The archive is being mined for other longer-term studies of volcanic cyclical behavior, arc-wide integrative studies, and documenting subtle precursory activity.
Figure 2. ASTER URP observation of the eruption of Mt. Augustine, Alaska in January, 2006 (nighttime TIR decorrelation stretch highlighting the plume with ash shown as red, SO2 in yellow and orange indicating an equal mix of both.
Figure 3. ASTER URP observations of the eruption of Tolbachik volcano, Russia from 2012 – 2013. TIR data show the progression of the basaltic lava flows and creation of the flow field.
Plans are underway for Phase 4 of the URP. Currently, the limited number of MODIS-observed targets (17 on average), plus the continued AVHRR URP monitoring of the entire North Pacific region, consistently produces expedited requests at or near the maximum monthly limit for ASTER (Figure 4). The primary goal is to find creative ways to collect more data more rapidly at more volcanoes. One straightforward way to do this is to relax the previously agreed upon limit of 30 EDS scenes each per month from the United States and Japan, which represents only approximately 0.33% of the average ASTER volume collected in a given month.
Phase 4 will also focus on integrating new high-temporal resolution sensors into the triggering algorithm, experiment more with ASTER’s observational strategy and resources in the latter years of the instrument and finally, incorporate new high spatial resolution sensors into the URP as the ASTER mission finally ends.
Figure 4. United States ASTER Science Team expedited scenes (solid line) and URP scenes (dashed line) per month beginning at the start of the URP project in 2004 and showing the three phases of the project.
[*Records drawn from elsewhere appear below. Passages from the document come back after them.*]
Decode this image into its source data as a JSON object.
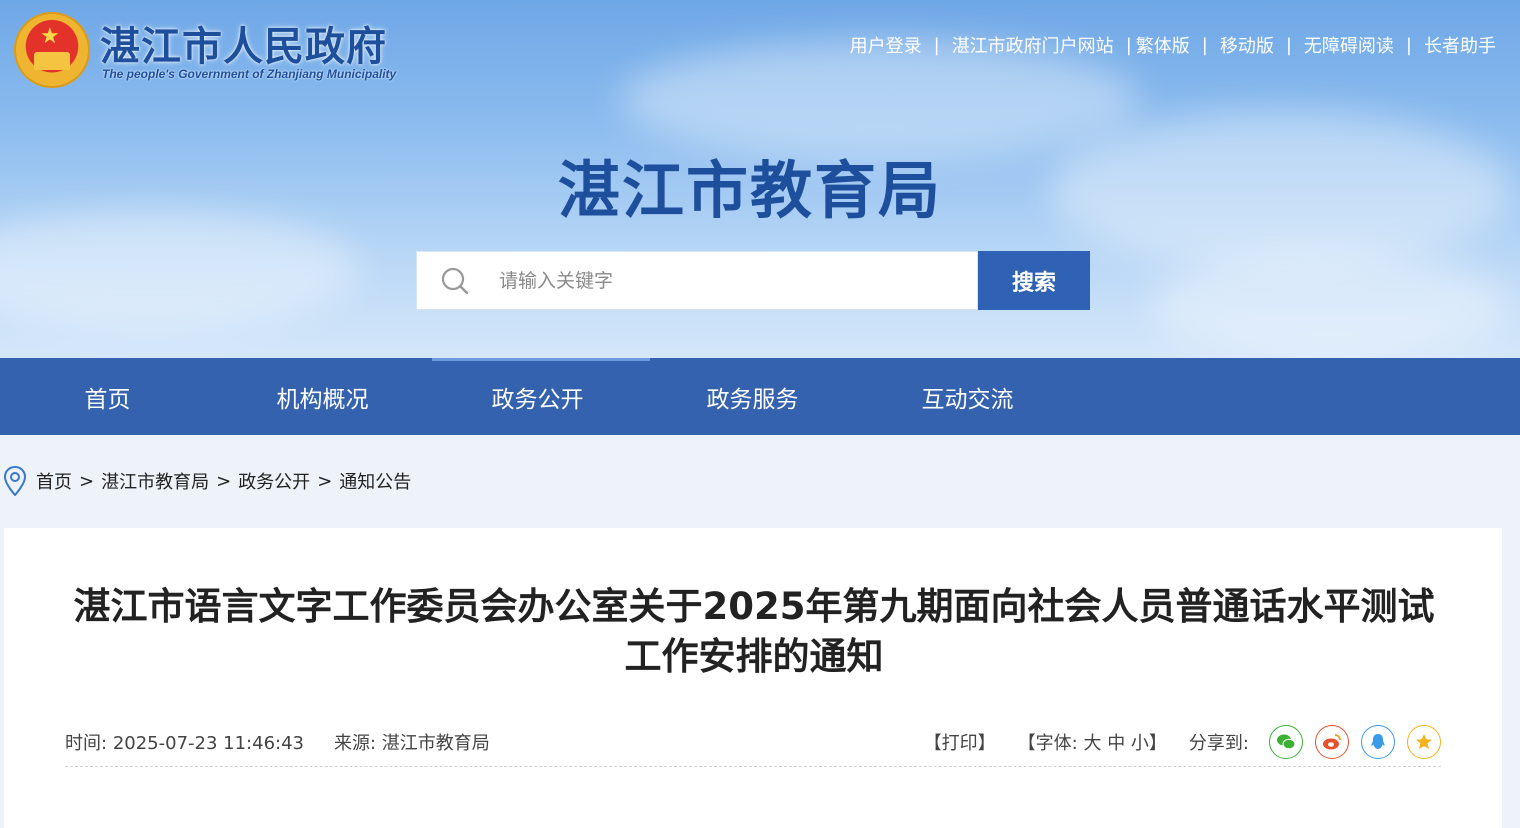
{
  "header": {
    "gov_title": "湛江市人民政府",
    "gov_subtitle": "The people's Government of Zhanjiang Municipality",
    "dept_title": "湛江市教育局",
    "links": [
      "用户登录",
      "湛江市政府门户网站",
      "繁体版",
      "移动版",
      "无障碍阅读",
      "长者助手"
    ]
  },
  "search": {
    "placeholder": "请输入关键字",
    "button_label": "搜索"
  },
  "nav": {
    "items": [
      "首页",
      "机构概况",
      "政务公开",
      "政务服务",
      "互动交流"
    ],
    "active": "政务公开"
  },
  "breadcrumb": [
    "首页",
    "湛江市教育局",
    "政务公开",
    "通知公告"
  ],
  "article": {
    "title": "湛江市语言文字工作委员会办公室关于2025年第九期面向社会人员普通话水平测试工作安排的通知",
    "time_label": "时间:",
    "time_value": "2025-07-23 11:46:43",
    "source_label": "来源:",
    "source_value": "湛江市教育局",
    "print_label": "【打印】",
    "font_label": "【字体:",
    "font_large": "大",
    "font_medium": "中",
    "font_small": "小】",
    "share_label": "分享到:"
  },
  "colors": {
    "nav_bg": "#3562ae",
    "search_button": "#2f62b4",
    "title_blue": "#1d4f9c",
    "wechat": "#3cb035",
    "weibo": "#e6522c",
    "qq": "#3a9be8",
    "qzone": "#f3b31d"
  },
  "share_icons": [
    "wechat-icon",
    "weibo-icon",
    "qq-icon",
    "qzone-icon"
  ]
}
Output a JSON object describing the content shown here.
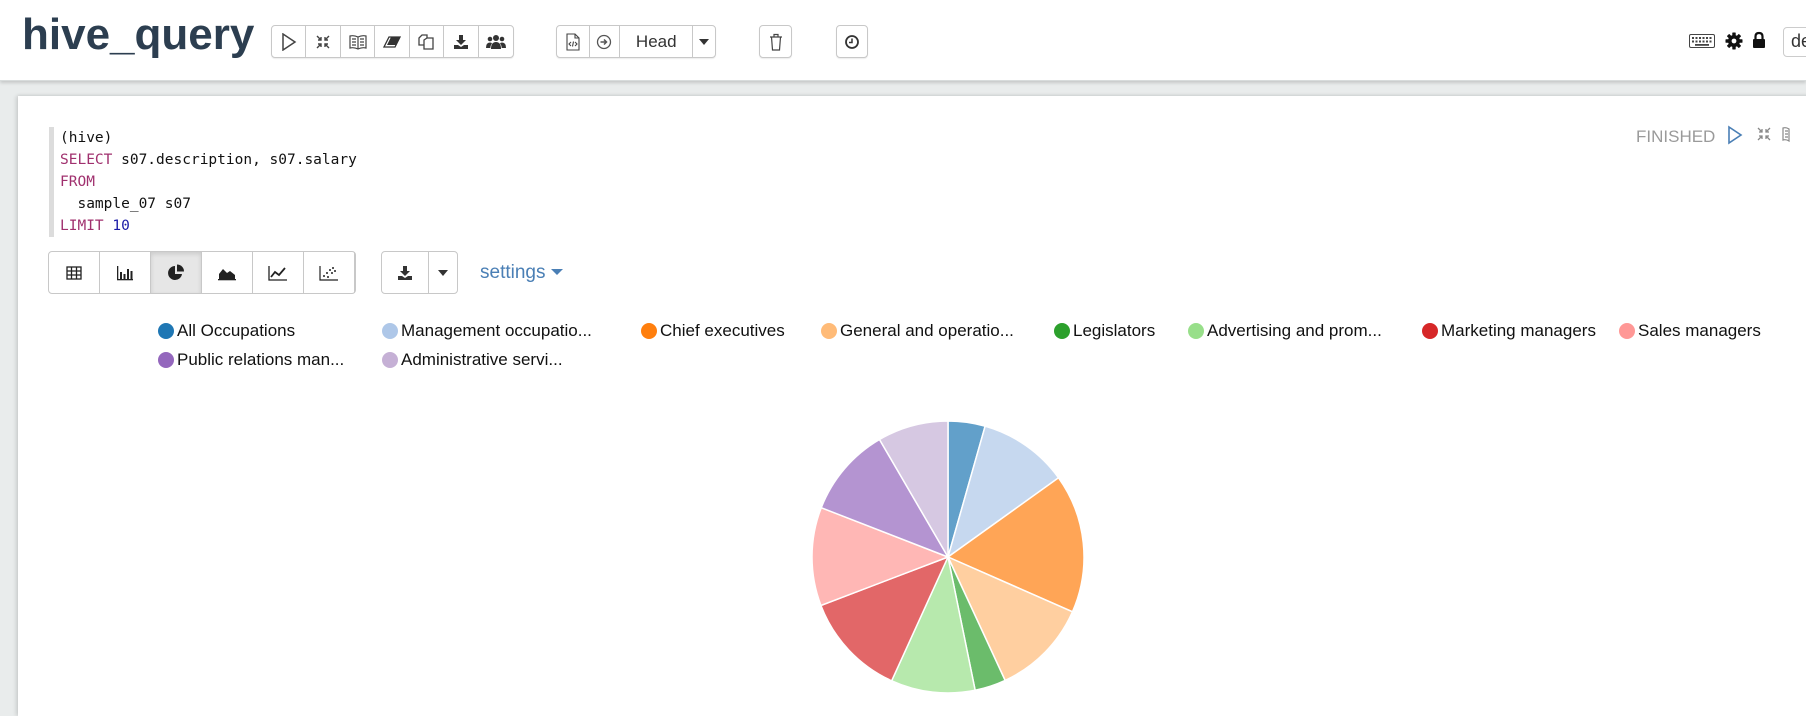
{
  "header": {
    "title": "hive_query",
    "head_label": "Head",
    "database_value": "default",
    "toolbar_icons": [
      "run-icon",
      "collapse-icon",
      "book-icon",
      "eraser-icon",
      "clone-icon",
      "download-icon",
      "users-icon"
    ],
    "group2_icons": [
      "code-file-icon",
      "arrow-circle-icon",
      "head-dropdown",
      "caret-down-icon"
    ],
    "right_icons": [
      "keyboard-icon",
      "gear-icon",
      "lock-icon"
    ]
  },
  "paragraph": {
    "status": "FINISHED",
    "code": {
      "interpreter": "(hive)",
      "select_kw": "SELECT",
      "select_cols": " s07.description, s07.salary",
      "from_kw": "FROM",
      "table": "  sample_07 s07",
      "limit_kw": "LIMIT",
      "limit_val": "10"
    },
    "chart_types": [
      "table",
      "bar",
      "pie",
      "area",
      "line",
      "scatter"
    ],
    "active_chart_type": "pie",
    "settings_label": "settings"
  },
  "chart_data": {
    "type": "pie",
    "title": "",
    "legend_position": "top",
    "categories": [
      "All Occupations",
      "Management occupatio...",
      "Chief executives",
      "General and operatio...",
      "Legislators",
      "Advertising and prom...",
      "Marketing managers",
      "Sales managers",
      "Public relations man...",
      "Administrative servi..."
    ],
    "values_percent": [
      4.4,
      10.7,
      16.5,
      11.5,
      3.7,
      10.0,
      12.4,
      11.7,
      10.7,
      8.4
    ],
    "colors": [
      "#1f77b4",
      "#aec7e8",
      "#ff7f0e",
      "#ffbb78",
      "#2ca02c",
      "#98df8a",
      "#d62728",
      "#ff9896",
      "#9467bd",
      "#c5b0d5"
    ]
  }
}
During those phases, the URP data increased from an average of 21.6% to 40.0% to 61.0% of the total expedited data collected by the United States Team, which attests to the success of the URP project.